    As she illustrated in the slide above, Internet advertising was up to $37B in 2012 and mobile advertising was up to $4B. However, unlike the radio, print and TV mediums there exists a gap with the Internet and mobile mediums when it comes to time spent by consumers and advertising dollars spent within them.

    U.S. consumers spent about 12 percent of their time on mobile devices, but the medium accounted for just three percent of total advertising spend in the U.S. for 2012. The Internet, meanwhile, accounted for 26 percent of time spent and 22 percent of ad spend.

    Meeker noted in the slide and her discussion that the discrepancies in the Internet and mobile mediums are a $20B opportunity. For instance, if mobile ad spend equaled time share on the medium (like it does for TV) it would be a $16B market. She also noted in her discussion that it’s moving in that direction with the early 2013 time-spent to ad ratio hovering closer to 4-1 versus the 10-1 ratio we saw in 2012. 

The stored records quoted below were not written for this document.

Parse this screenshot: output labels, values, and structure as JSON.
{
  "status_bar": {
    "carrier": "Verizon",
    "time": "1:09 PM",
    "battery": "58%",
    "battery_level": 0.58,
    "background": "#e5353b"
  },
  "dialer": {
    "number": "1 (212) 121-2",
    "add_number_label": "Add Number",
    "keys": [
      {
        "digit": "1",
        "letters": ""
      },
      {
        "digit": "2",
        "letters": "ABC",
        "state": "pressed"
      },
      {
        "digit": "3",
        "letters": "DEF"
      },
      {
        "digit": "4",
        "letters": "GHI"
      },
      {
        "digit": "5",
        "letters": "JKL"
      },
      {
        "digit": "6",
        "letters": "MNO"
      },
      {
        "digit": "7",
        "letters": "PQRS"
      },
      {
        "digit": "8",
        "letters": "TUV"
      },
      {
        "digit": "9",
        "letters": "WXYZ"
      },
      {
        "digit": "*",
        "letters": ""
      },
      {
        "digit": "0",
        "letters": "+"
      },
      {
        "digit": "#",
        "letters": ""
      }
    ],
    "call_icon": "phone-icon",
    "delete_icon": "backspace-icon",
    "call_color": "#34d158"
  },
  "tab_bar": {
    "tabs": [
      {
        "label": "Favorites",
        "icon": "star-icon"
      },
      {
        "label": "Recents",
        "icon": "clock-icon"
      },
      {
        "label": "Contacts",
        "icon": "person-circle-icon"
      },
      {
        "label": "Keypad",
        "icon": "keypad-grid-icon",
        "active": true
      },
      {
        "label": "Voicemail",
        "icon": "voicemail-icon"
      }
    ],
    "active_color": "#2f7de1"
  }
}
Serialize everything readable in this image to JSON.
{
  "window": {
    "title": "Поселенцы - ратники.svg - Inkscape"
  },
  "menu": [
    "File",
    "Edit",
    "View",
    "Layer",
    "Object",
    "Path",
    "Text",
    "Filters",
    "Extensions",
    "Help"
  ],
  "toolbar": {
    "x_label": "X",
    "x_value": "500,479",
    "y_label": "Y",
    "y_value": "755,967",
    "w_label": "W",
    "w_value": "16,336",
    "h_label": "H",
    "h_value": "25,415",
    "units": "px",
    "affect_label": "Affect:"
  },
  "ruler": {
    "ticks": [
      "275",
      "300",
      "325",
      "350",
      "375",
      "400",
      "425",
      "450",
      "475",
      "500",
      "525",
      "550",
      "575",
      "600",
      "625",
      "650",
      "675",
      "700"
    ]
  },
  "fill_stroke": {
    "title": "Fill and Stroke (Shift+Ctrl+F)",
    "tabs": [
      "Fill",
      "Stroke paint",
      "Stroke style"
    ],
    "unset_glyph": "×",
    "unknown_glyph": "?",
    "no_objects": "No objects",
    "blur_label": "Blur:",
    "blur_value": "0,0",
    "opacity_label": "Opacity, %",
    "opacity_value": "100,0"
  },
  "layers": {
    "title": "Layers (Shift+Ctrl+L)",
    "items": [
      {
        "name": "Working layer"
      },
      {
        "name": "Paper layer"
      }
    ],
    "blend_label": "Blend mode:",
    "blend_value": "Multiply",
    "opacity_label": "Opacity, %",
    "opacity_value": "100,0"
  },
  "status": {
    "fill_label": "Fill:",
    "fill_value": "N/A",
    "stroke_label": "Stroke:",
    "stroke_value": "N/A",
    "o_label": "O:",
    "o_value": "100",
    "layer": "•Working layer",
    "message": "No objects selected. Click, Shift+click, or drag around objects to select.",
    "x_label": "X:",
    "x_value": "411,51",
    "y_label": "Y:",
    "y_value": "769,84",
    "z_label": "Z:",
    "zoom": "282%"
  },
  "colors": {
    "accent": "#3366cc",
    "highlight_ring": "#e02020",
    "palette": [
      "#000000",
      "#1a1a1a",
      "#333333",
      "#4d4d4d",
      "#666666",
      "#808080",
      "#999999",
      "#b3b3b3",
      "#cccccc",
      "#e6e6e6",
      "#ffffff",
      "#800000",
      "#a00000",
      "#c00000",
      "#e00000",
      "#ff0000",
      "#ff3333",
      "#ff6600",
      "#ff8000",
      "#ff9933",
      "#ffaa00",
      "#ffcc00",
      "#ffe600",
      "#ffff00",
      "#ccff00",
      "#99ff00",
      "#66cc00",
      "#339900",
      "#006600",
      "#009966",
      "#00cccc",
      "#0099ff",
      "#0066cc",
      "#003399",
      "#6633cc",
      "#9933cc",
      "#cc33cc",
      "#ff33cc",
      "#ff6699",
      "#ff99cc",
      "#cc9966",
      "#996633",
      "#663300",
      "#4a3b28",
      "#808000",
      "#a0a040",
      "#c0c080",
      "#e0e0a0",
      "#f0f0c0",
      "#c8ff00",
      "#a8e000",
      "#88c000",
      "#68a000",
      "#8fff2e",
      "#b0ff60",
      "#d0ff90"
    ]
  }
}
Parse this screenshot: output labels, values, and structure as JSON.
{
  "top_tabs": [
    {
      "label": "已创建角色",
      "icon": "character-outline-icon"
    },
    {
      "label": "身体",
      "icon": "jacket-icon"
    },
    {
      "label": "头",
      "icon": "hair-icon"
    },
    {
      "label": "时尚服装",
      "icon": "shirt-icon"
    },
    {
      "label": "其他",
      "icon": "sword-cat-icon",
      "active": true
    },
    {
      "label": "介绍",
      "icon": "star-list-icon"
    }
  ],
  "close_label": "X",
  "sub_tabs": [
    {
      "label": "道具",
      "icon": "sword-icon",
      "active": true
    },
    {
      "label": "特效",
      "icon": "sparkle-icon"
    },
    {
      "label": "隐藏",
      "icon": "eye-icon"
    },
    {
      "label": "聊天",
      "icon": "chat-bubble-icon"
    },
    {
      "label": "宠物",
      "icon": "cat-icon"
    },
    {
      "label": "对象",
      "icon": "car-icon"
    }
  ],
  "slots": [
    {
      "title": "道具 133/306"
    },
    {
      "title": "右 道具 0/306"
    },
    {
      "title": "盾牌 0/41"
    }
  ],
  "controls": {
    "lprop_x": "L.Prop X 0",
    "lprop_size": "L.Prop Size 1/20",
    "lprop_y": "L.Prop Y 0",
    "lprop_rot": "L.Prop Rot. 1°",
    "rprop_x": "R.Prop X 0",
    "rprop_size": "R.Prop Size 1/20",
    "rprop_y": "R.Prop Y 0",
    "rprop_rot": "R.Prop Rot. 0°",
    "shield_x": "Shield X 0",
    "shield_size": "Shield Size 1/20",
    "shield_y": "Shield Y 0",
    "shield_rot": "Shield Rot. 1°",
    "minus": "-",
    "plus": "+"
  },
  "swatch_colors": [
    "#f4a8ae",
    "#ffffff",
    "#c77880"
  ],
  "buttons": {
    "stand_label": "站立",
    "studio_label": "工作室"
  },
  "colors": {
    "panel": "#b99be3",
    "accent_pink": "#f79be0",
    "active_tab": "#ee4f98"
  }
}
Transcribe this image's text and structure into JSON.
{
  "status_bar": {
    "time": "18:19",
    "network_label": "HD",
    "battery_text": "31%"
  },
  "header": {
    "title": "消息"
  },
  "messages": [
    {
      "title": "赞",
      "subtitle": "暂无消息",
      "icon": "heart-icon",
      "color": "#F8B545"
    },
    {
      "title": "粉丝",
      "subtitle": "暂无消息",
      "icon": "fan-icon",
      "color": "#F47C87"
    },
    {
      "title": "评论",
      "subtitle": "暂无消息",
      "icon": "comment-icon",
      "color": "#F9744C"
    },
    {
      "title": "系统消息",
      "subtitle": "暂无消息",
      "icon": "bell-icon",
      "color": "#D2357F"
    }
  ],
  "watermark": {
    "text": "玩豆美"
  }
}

    So what role will indoor location play in helping companies capitalize on this opportunity?

    As Alex Newman, the head of Mobile EMEA for OMD International, recently noted, it really boils down to creating new mobile ad formats that capitalize on how consumers are using the medium. One major way in which consumers are viewing and using their mobile devices is as mobile shopping devices. Newman sees indoor location as the missing link towards utilizing mobile ads as “in-store shopping companions,” where “micro-targeting comes into existence.”

    Perhaps not surprisingly, retailers are also among the largest advertisers in the U.S. Gap, Home Depot, JC Penney Co., Kohl’s, Lowe’s, Macy’s, Sears, Target and Wal-Mart have all been regular inclusions in the annual 100 largest U.S. advertisers list. They’re also at the forefront of digital and mobile advertising. Target, Macy’s and Old Navy have already experimented using different types of indoor location technologies and location-based offers.

    As other retailers adopt similar omnichannel approaches there is little doubt that advertising dollar support will flow into the mobile channel, closing the gap between consumer time spent and advertising dollars spent within it. Total advertising spend within the U.S. is expected to increase to $171B in 2013. Utilizing technologies such as indoor location and indoor positioning, marketers (especially those within the retail space) should be in better position to effectively utilize what should be more than 12 percent of their advertising budgets for the year.